Drug Company, Medical Stocks Could be ‘Refuge’ for Investors
With U.S. markets opening today for the first time since last Tuesday's terrorist attacks, shares of medical device and pharmaceutical makers may be a "refuge" for investors, Bloomberg News/Contra Costa Times reports. Analysts say that regardless of the direction of the "broader economy," larger drug makers -- Pfizer Inc., Merck & Co., Johnson & Johnson -- tend to post "steady" profits. To gauge how the market will react to the attacks, investors are looking to trading in Europe and Japan. In London trading, shares of GlaxoSmithKline have risen 11% since Tuesday and shares of AstraZeneca increased about 9%. David Saks, chief investment officer of Saks Medscience Fund, said, "Health care will probably be one area where people will feel is the least adversely affected in terms of economic impact." However, analysts say biotechnology stocks may fall when the U.S. market reopens today, as "skittish investors" may be unlikely to risk capital for "development-stage ventures." Saks said, "Biotech is synonymous with aggressive growth, high-potential growth and high risk. While the future looks bright for biotech, money will be reluctant to go there."

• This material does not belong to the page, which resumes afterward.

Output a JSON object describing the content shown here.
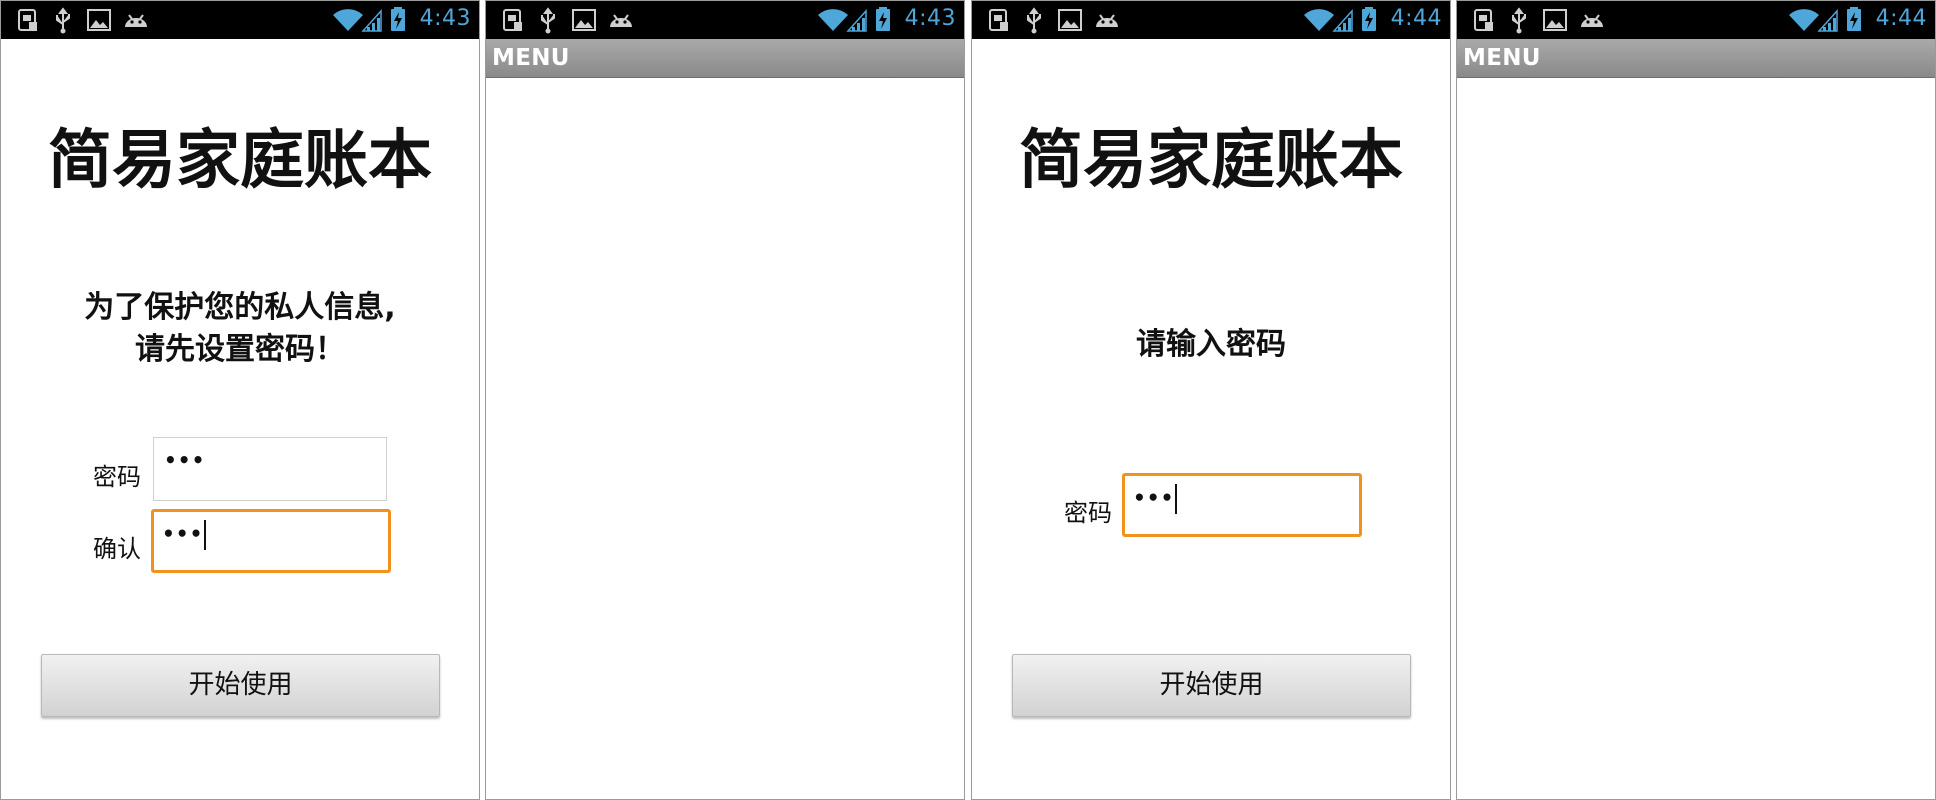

Since the attacks, private insurers and government health programs have "assured" patients and providers that they will reimburse them for emergency care. However, some insurers may "have to overcome the effects of the tragedy as claims rise for injuries," according to Laurel Gormley, an analyst at John Hancock Advisers Inc. She said that Oxford Health Plans, Cigna Corp. and Aetna Inc. are "of particular concern" because of the number of New York residents they cover (Richter, Bloomberg News/Contra Costa Times, 9/17).This is part of the California Healthline Daily Edition, a summary of health policy coverage from major news organizations. Sign up for an email subscription.